Goal of the exercise
Word for word, write out the entries that follow, omitting all pictures.

Data about app and page elements

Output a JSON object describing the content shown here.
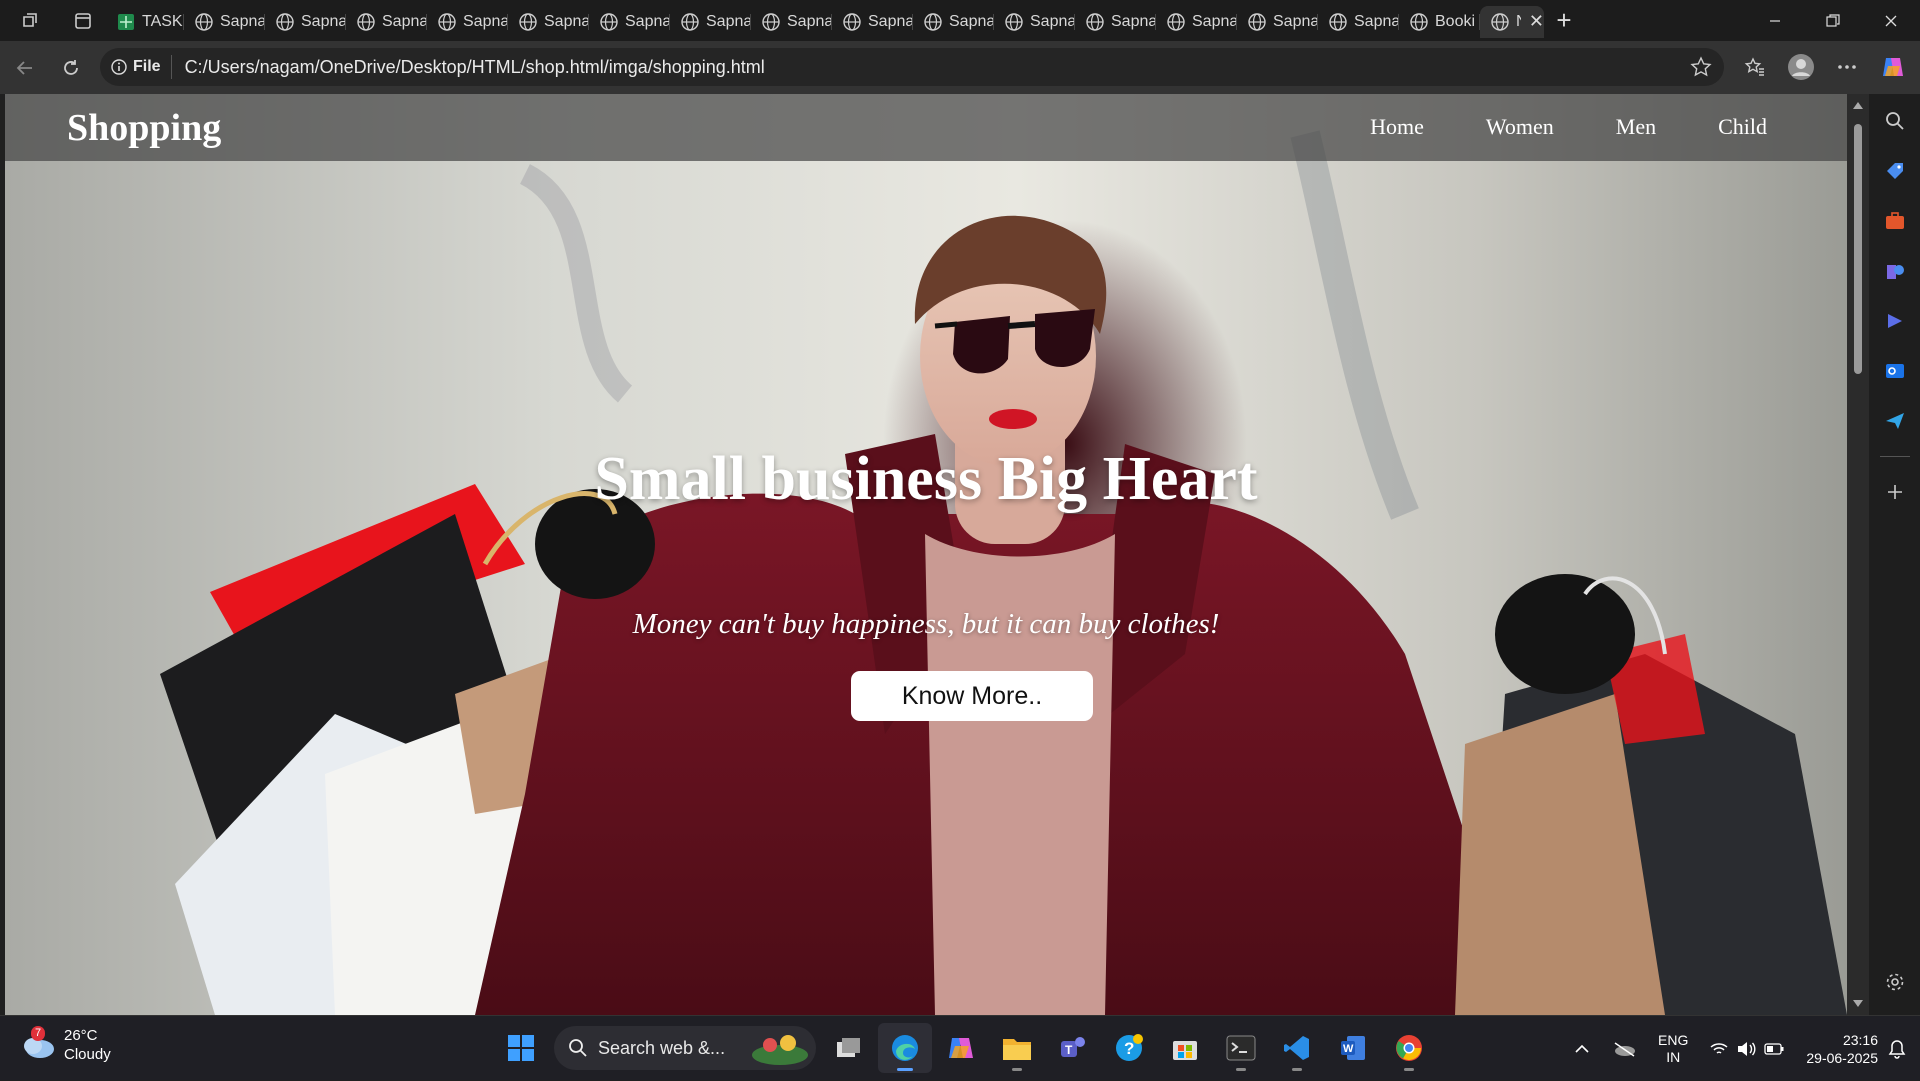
{
  "browser": {
    "tabs": [
      {
        "label": "TASK",
        "kind": "sheet"
      },
      {
        "label": "Sapna",
        "kind": "globe"
      },
      {
        "label": "Sapna",
        "kind": "globe"
      },
      {
        "label": "Sapna",
        "kind": "globe"
      },
      {
        "label": "Sapna",
        "kind": "globe"
      },
      {
        "label": "Sapna",
        "kind": "globe"
      },
      {
        "label": "Sapna",
        "kind": "globe"
      },
      {
        "label": "Sapna",
        "kind": "globe"
      },
      {
        "label": "Sapna",
        "kind": "globe"
      },
      {
        "label": "Sapna",
        "kind": "globe"
      },
      {
        "label": "Sapna",
        "kind": "globe"
      },
      {
        "label": "Sapna",
        "kind": "globe"
      },
      {
        "label": "Sapna",
        "kind": "globe"
      },
      {
        "label": "Sapna",
        "kind": "globe"
      },
      {
        "label": "Sapna",
        "kind": "globe"
      },
      {
        "label": "Sapna",
        "kind": "globe"
      },
      {
        "label": "Booki",
        "kind": "globe"
      },
      {
        "label": "N",
        "kind": "globe",
        "active": true
      }
    ],
    "address": {
      "scheme_label": "File",
      "url": "C:/Users/nagam/OneDrive/Desktop/HTML/shop.html/imga/shopping.html"
    }
  },
  "page": {
    "brand": "Shopping",
    "nav": [
      "Home",
      "Women",
      "Men",
      "Child"
    ],
    "hero": {
      "title": "Small business Big Heart",
      "subtitle": "Money can't buy happiness, but it can buy clothes!",
      "cta": "Know More.."
    }
  },
  "taskbar": {
    "weather": {
      "temp": "26°C",
      "condition": "Cloudy",
      "badge": "7"
    },
    "search_placeholder": "Search web &...",
    "lang": {
      "line1": "ENG",
      "line2": "IN"
    },
    "clock": {
      "time": "23:16",
      "date": "29-06-2025"
    }
  },
  "colors": {
    "accent": "#5aa0ff",
    "coat": "#6b1422",
    "bag_red": "#e8141c"
  }
}
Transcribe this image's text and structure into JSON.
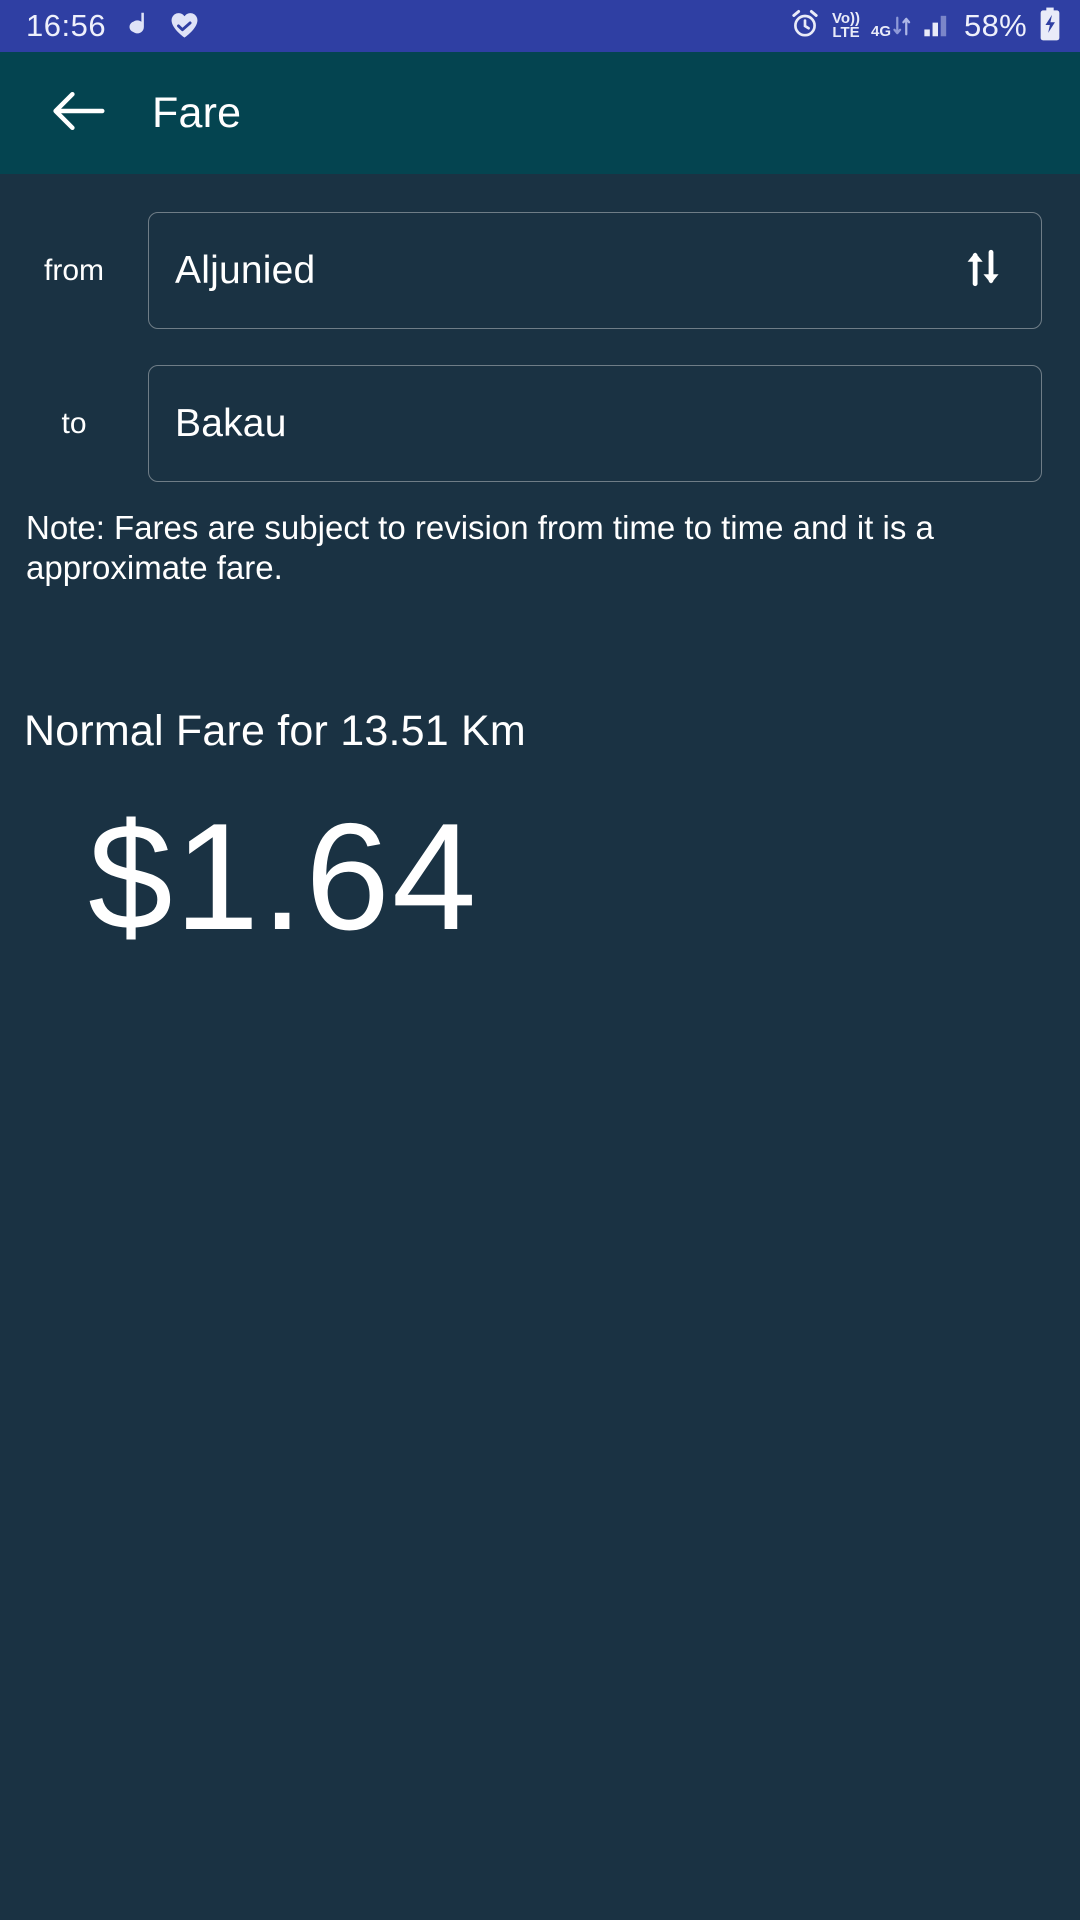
{
  "statusbar": {
    "time": "16:56",
    "app_icon_letter": "d",
    "battery_percent": "58%",
    "network_label": "4G",
    "volte_line1": "Vo))",
    "volte_line2": "LTE",
    "icons": [
      "app-d-icon",
      "heart-check-icon",
      "alarm-icon",
      "volte-icon",
      "network-4g-icon",
      "signal-bars-icon",
      "battery-charging-icon"
    ],
    "colors": {
      "background": "#2f3fa3",
      "foreground": "#e9ebf8"
    }
  },
  "appbar": {
    "title": "Fare",
    "back_icon": "arrow-left-icon",
    "colors": {
      "background": "#044450",
      "foreground": "#ffffff"
    }
  },
  "form": {
    "from": {
      "label": "from",
      "value": "Aljunied"
    },
    "to": {
      "label": "to",
      "value": "Bakau"
    },
    "swap_icon": "swap-vertical-icon"
  },
  "note": "Note: Fares are subject to revision from time to time and it is a approximate fare.",
  "result": {
    "heading": "Normal Fare for 13.51 Km",
    "distance": "13.51 Km",
    "amount": "$1.64"
  },
  "theme": {
    "page_background": "#1a3243",
    "field_border": "#6f7d87",
    "text_primary": "#ffffff"
  }
}
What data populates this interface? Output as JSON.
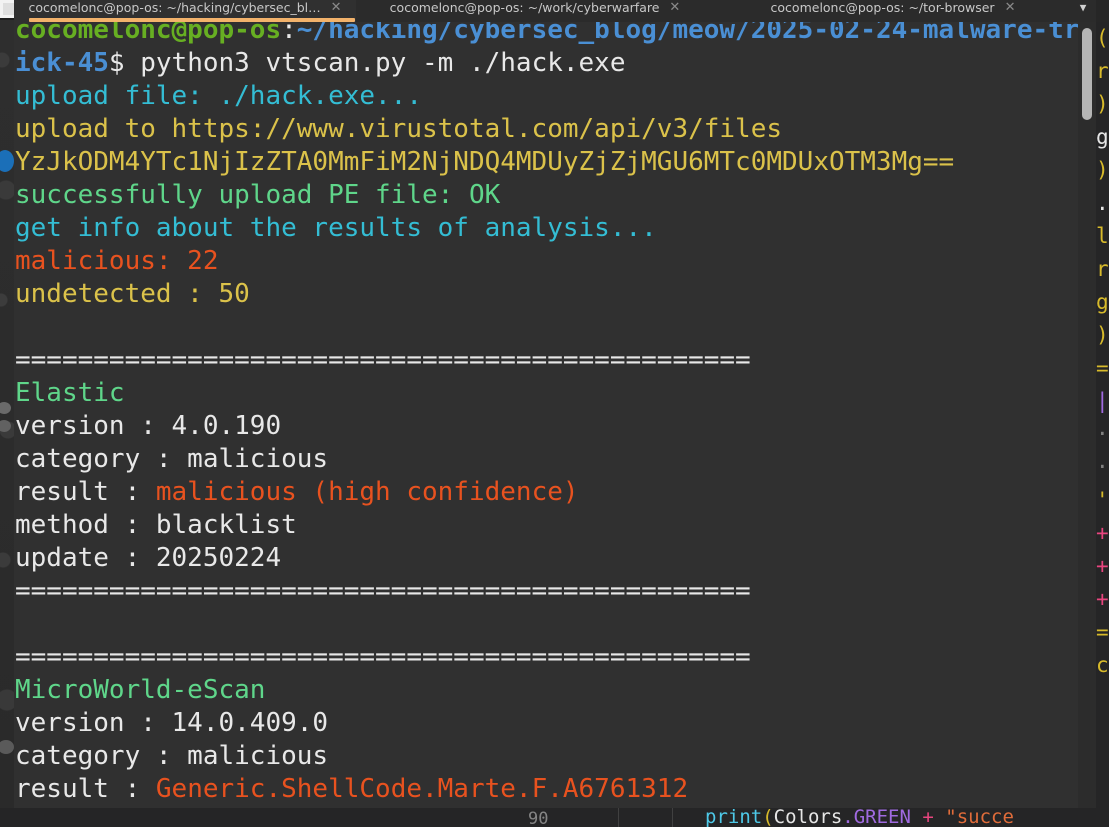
{
  "window": {
    "title": "cocomelonc@pop-os: ~/hacking/cybersec_bl…",
    "tab_list_icon": "chevron-down-icon"
  },
  "tabs": [
    {
      "label": "cocomelonc@pop-os: ~/hacking/cybersec_bl…",
      "close": "✕",
      "active": true
    },
    {
      "label": "cocomelonc@pop-os: ~/work/cyberwarfare",
      "close": "✕",
      "active": false
    },
    {
      "label": "cocomelonc@pop-os: ~/tor-browser",
      "close": "✕",
      "active": false
    }
  ],
  "colors": {
    "accent_tab_underline": "#f2b26b",
    "prompt_user": "#67af22",
    "prompt_path": "#4a8fd4",
    "info": "#34bdd4",
    "warn": "#dbc24a",
    "success": "#5fd68a",
    "danger": "#e8521f",
    "terminal_bg": "#303030",
    "text": "#e6e6e6"
  },
  "terminal": {
    "prompt": {
      "user_host": "cocomelonc@pop-os",
      "separator": ":",
      "path": "~/hacking/cybersec_blog/meow/2025-02-24-malware-trick-45",
      "sigil": "$",
      "command": " python3 vtscan.py -m ./hack.exe"
    },
    "lines": [
      {
        "segments": [
          {
            "text": "upload file: ./hack.exe...",
            "color": "cyan"
          }
        ]
      },
      {
        "segments": [
          {
            "text": "upload to https://www.virustotal.com/api/v3/files",
            "color": "yellow"
          }
        ]
      },
      {
        "segments": [
          {
            "text": "YzJkODM4YTc1NjIzZTA0MmFiM2NjNDQ4MDUyZjZjMGU6MTc0MDUxOTM3Mg==",
            "color": "yellow"
          }
        ]
      },
      {
        "segments": [
          {
            "text": "successfully upload PE file: OK",
            "color": "lgreen"
          }
        ]
      },
      {
        "segments": [
          {
            "text": "get info about the results of analysis...",
            "color": "cyan"
          }
        ]
      },
      {
        "segments": [
          {
            "text": "malicious: 22",
            "color": "orange"
          }
        ]
      },
      {
        "segments": [
          {
            "text": "undetected : 50",
            "color": "yellow"
          }
        ]
      },
      {
        "segments": [
          {
            "text": "",
            "color": "white"
          }
        ]
      },
      {
        "segments": [
          {
            "text": "===============================================",
            "color": "white"
          }
        ]
      },
      {
        "segments": [
          {
            "text": "Elastic",
            "color": "lgreen"
          }
        ]
      },
      {
        "segments": [
          {
            "text": "version : 4.0.190",
            "color": "white"
          }
        ]
      },
      {
        "segments": [
          {
            "text": "category : malicious",
            "color": "white"
          }
        ]
      },
      {
        "segments": [
          {
            "text": "result : ",
            "color": "white"
          },
          {
            "text": "malicious (high confidence)",
            "color": "orange"
          }
        ]
      },
      {
        "segments": [
          {
            "text": "method : blacklist",
            "color": "white"
          }
        ]
      },
      {
        "segments": [
          {
            "text": "update : 20250224",
            "color": "white"
          }
        ]
      },
      {
        "segments": [
          {
            "text": "===============================================",
            "color": "white"
          }
        ]
      },
      {
        "segments": [
          {
            "text": "",
            "color": "white"
          }
        ]
      },
      {
        "segments": [
          {
            "text": "===============================================",
            "color": "white"
          }
        ]
      },
      {
        "segments": [
          {
            "text": "MicroWorld-eScan",
            "color": "lgreen"
          }
        ]
      },
      {
        "segments": [
          {
            "text": "version : 14.0.409.0",
            "color": "white"
          }
        ]
      },
      {
        "segments": [
          {
            "text": "category : malicious",
            "color": "white"
          }
        ]
      },
      {
        "segments": [
          {
            "text": "result : ",
            "color": "white"
          },
          {
            "text": "Generic.ShellCode.Marte.F.A6761312",
            "color": "orange"
          }
        ]
      }
    ]
  },
  "background_editor": {
    "line_number": "90",
    "code_tokens": [
      {
        "text": "print",
        "kind": "fn"
      },
      {
        "text": "(",
        "kind": "par"
      },
      {
        "text": "Colors",
        "kind": "id"
      },
      {
        "text": ".GREEN",
        "kind": "prop"
      },
      {
        "text": " + ",
        "kind": "op"
      },
      {
        "text": "\"succe",
        "kind": "str"
      }
    ],
    "right_strip_chars": [
      "(",
      "r",
      ")",
      "g",
      ")",
      ".c",
      "le",
      "r",
      "g",
      ")",
      "=",
      "|",
      "·",
      "·",
      "'",
      "+",
      "+",
      "+",
      "=",
      "c"
    ]
  }
}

Exercise solution
Output a JSON object describing the content shown here.
{
  "browser": {
    "tabs": [
      {
        "label": "TASK",
        "kind": "sheet"
      },
      {
        "label": "Sapna",
        "kind": "globe"
      },
      {
        "label": "Sapna",
        "kind": "globe"
      },
      {
        "label": "Sapna",
        "kind": "globe"
      },
      {
        "label": "Sapna",
        "kind": "globe"
      },
      {
        "label": "Sapna",
        "kind": "globe"
      },
      {
        "label": "Sapna",
        "kind": "globe"
      },
      {
        "label": "Sapna",
        "kind": "globe"
      },
      {
        "label": "Sapna",
        "kind": "globe"
      },
      {
        "label": "Sapna",
        "kind": "globe"
      },
      {
        "label": "Sapna",
        "kind": "globe"
      },
      {
        "label": "Sapna",
        "kind": "globe"
      },
      {
        "label": "Sapna",
        "kind": "globe"
      },
      {
        "label": "Sapna",
        "kind": "globe"
      },
      {
        "label": "Sapna",
        "kind": "globe"
      },
      {
        "label": "Sapna",
        "kind": "globe"
      },
      {
        "label": "Booki",
        "kind": "globe"
      },
      {
        "label": "N",
        "kind": "globe",
        "active": true
      }
    ],
    "address": {
      "scheme_label": "File",
      "url": "C:/Users/nagam/OneDrive/Desktop/HTML/shop.html/imga/shopping.html"
    }
  },
  "page": {
    "brand": "Shopping",
    "nav": [
      "Home",
      "Women",
      "Men",
      "Child"
    ],
    "hero": {
      "title": "Small business Big Heart",
      "subtitle": "Money can't buy happiness, but it can buy clothes!",
      "cta": "Know More.."
    }
  },
  "taskbar": {
    "weather": {
      "temp": "26°C",
      "condition": "Cloudy",
      "badge": "7"
    },
    "search_placeholder": "Search web &...",
    "lang": {
      "line1": "ENG",
      "line2": "IN"
    },
    "clock": {
      "time": "23:16",
      "date": "29-06-2025"
    }
  },
  "colors": {
    "accent": "#5aa0ff",
    "coat": "#6b1422",
    "bag_red": "#e8141c"
  }
}
Transcribe this image's text and structure into JSON.
{
  "statusbar": {
    "time": "16:56",
    "app_icon_letter": "d",
    "battery_percent": "58%",
    "network_label": "4G",
    "volte_line1": "Vo))",
    "volte_line2": "LTE",
    "icons": [
      "app-d-icon",
      "heart-check-icon",
      "alarm-icon",
      "volte-icon",
      "network-4g-icon",
      "signal-bars-icon",
      "battery-charging-icon"
    ],
    "colors": {
      "background": "#2f3fa3",
      "foreground": "#e9ebf8"
    }
  },
  "appbar": {
    "title": "Fare",
    "back_icon": "arrow-left-icon",
    "colors": {
      "background": "#044450",
      "foreground": "#ffffff"
    }
  },
  "form": {
    "from": {
      "label": "from",
      "value": "Aljunied"
    },
    "to": {
      "label": "to",
      "value": "Bakau"
    },
    "swap_icon": "swap-vertical-icon"
  },
  "note": "Note: Fares are subject to revision from time to time and it is a approximate fare.",
  "result": {
    "heading": "Normal Fare for 13.51 Km",
    "distance": "13.51 Km",
    "amount": "$1.64"
  },
  "theme": {
    "page_background": "#1a3243",
    "field_border": "#6f7d87",
    "text_primary": "#ffffff"
  }
}
What data populates this interface? Output as JSON.
{
  "window": {
    "title": "cocomelonc@pop-os: ~/hacking/cybersec_bl…",
    "tab_list_icon": "chevron-down-icon"
  },
  "tabs": [
    {
      "label": "cocomelonc@pop-os: ~/hacking/cybersec_bl…",
      "close": "✕",
      "active": true
    },
    {
      "label": "cocomelonc@pop-os: ~/work/cyberwarfare",
      "close": "✕",
      "active": false
    },
    {
      "label": "cocomelonc@pop-os: ~/tor-browser",
      "close": "✕",
      "active": false
    }
  ],
  "colors": {
    "accent_tab_underline": "#f2b26b",
    "prompt_user": "#67af22",
    "prompt_path": "#4a8fd4",
    "info": "#34bdd4",
    "warn": "#dbc24a",
    "success": "#5fd68a",
    "danger": "#e8521f",
    "terminal_bg": "#303030",
    "text": "#e6e6e6"
  },
  "terminal": {
    "prompt": {
      "user_host": "cocomelonc@pop-os",
      "separator": ":",
      "path": "~/hacking/cybersec_blog/meow/2025-02-24-malware-trick-45",
      "sigil": "$",
      "command": " python3 vtscan.py -m ./hack.exe"
    },
    "lines": [
      {
        "segments": [
          {
            "text": "upload file: ./hack.exe...",
            "color": "cyan"
          }
        ]
      },
      {
        "segments": [
          {
            "text": "upload to https://www.virustotal.com/api/v3/files",
            "color": "yellow"
          }
        ]
      },
      {
        "segments": [
          {
            "text": "YzJkODM4YTc1NjIzZTA0MmFiM2NjNDQ4MDUyZjZjMGU6MTc0MDUxOTM3Mg==",
            "color": "yellow"
          }
        ]
      },
      {
        "segments": [
          {
            "text": "successfully upload PE file: OK",
            "color": "lgreen"
          }
        ]
      },
      {
        "segments": [
          {
            "text": "get info about the results of analysis...",
            "color": "cyan"
          }
        ]
      },
      {
        "segments": [
          {
            "text": "malicious: 22",
            "color": "orange"
          }
        ]
      },
      {
        "segments": [
          {
            "text": "undetected : 50",
            "color": "yellow"
          }
        ]
      },
      {
        "segments": [
          {
            "text": "",
            "color": "white"
          }
        ]
      },
      {
        "segments": [
          {
            "text": "===============================================",
            "color": "white"
          }
        ]
      },
      {
        "segments": [
          {
            "text": "Elastic",
            "color": "lgreen"
          }
        ]
      },
      {
        "segments": [
          {
            "text": "version : 4.0.190",
            "color": "white"
          }
        ]
      },
      {
        "segments": [
          {
            "text": "category : malicious",
            "color": "white"
          }
        ]
      },
      {
        "segments": [
          {
            "text": "result : ",
            "color": "white"
          },
          {
            "text": "malicious (high confidence)",
            "color": "orange"
          }
        ]
      },
      {
        "segments": [
          {
            "text": "method : blacklist",
            "color": "white"
          }
        ]
      },
      {
        "segments": [
          {
            "text": "update : 20250224",
            "color": "white"
          }
        ]
      },
      {
        "segments": [
          {
            "text": "===============================================",
            "color": "white"
          }
        ]
      },
      {
        "segments": [
          {
            "text": "",
            "color": "white"
          }
        ]
      },
      {
        "segments": [
          {
            "text": "===============================================",
            "color": "white"
          }
        ]
      },
      {
        "segments": [
          {
            "text": "MicroWorld-eScan",
            "color": "lgreen"
          }
        ]
      },
      {
        "segments": [
          {
            "text": "version : 14.0.409.0",
            "color": "white"
          }
        ]
      },
      {
        "segments": [
          {
            "text": "category : malicious",
            "color": "white"
          }
        ]
      },
      {
        "segments": [
          {
            "text": "result : ",
            "color": "white"
          },
          {
            "text": "Generic.ShellCode.Marte.F.A6761312",
            "color": "orange"
          }
        ]
      }
    ]
  },
  "background_editor": {
    "line_number": "90",
    "code_tokens": [
      {
        "text": "print",
        "kind": "fn"
      },
      {
        "text": "(",
        "kind": "par"
      },
      {
        "text": "Colors",
        "kind": "id"
      },
      {
        "text": ".GREEN",
        "kind": "prop"
      },
      {
        "text": " + ",
        "kind": "op"
      },
      {
        "text": "\"succe",
        "kind": "str"
      }
    ],
    "right_strip_chars": [
      "(",
      "r",
      ")",
      "g",
      ")",
      ".c",
      "le",
      "r",
      "g",
      ")",
      "=",
      "|",
      "·",
      "·",
      "'",
      "+",
      "+",
      "+",
      "=",
      "c"
    ]
  }
}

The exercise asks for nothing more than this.